Content starts

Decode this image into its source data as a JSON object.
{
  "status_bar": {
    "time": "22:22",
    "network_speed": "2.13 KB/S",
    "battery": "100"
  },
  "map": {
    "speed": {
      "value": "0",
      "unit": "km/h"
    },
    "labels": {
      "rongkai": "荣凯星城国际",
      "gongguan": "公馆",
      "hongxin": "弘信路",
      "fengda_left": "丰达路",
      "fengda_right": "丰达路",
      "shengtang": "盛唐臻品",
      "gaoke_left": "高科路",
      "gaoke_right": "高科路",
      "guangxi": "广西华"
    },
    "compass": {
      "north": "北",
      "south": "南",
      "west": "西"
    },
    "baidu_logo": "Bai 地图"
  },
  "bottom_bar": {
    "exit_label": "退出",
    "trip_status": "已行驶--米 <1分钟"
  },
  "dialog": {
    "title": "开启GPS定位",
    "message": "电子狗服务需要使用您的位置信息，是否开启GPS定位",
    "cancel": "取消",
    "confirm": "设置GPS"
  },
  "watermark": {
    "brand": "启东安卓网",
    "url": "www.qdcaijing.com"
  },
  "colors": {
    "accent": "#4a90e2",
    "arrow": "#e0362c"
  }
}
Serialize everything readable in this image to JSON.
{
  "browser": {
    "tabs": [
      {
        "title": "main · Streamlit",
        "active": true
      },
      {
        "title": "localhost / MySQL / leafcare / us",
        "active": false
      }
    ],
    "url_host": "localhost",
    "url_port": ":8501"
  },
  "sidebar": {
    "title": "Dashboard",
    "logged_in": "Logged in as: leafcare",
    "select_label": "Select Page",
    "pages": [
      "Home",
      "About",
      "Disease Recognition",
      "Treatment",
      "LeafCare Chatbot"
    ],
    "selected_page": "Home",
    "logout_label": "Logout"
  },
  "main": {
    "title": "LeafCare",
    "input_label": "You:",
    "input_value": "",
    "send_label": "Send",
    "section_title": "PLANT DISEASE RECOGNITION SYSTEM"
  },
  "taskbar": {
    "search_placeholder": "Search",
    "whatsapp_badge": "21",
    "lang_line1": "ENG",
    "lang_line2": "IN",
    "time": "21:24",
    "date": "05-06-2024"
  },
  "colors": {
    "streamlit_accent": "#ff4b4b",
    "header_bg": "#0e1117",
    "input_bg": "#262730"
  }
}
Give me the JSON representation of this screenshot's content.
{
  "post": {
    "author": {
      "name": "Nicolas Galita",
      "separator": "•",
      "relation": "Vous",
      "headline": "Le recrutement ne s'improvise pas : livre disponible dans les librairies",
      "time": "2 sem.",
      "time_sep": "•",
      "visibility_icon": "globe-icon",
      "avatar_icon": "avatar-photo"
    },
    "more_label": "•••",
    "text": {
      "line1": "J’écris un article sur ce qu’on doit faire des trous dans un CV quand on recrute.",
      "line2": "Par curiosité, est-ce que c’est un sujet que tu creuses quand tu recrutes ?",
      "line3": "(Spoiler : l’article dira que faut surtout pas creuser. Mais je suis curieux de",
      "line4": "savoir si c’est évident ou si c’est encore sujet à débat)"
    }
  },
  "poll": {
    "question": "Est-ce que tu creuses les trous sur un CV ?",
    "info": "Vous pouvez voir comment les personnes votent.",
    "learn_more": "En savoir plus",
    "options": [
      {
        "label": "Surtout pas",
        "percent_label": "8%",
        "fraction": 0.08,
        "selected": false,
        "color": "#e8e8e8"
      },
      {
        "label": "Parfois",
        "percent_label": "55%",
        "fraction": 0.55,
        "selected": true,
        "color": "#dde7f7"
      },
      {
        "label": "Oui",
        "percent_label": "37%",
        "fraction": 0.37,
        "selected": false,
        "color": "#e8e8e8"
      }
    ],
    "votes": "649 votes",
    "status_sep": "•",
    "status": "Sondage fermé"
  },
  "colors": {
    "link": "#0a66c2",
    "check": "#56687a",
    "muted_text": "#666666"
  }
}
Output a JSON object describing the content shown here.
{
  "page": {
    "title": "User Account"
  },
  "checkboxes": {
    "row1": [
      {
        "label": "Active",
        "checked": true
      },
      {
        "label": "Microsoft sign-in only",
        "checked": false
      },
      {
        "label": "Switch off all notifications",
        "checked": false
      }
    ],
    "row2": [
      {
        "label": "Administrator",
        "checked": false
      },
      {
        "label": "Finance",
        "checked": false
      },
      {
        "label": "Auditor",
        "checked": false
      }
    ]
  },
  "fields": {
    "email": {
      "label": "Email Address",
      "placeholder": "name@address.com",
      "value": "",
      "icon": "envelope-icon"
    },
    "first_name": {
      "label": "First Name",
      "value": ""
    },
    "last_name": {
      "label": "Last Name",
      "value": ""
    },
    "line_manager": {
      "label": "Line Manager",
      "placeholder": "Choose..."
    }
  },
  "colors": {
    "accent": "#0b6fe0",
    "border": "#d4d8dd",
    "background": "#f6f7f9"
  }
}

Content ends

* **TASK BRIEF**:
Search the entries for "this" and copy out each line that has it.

* **RESPONSE TO THE EXERCISE**:
Decode this image into its source data as a JSON object.
Serialize everything readable in this image to JSON.
Give me the JSON representation of this screenshot's content.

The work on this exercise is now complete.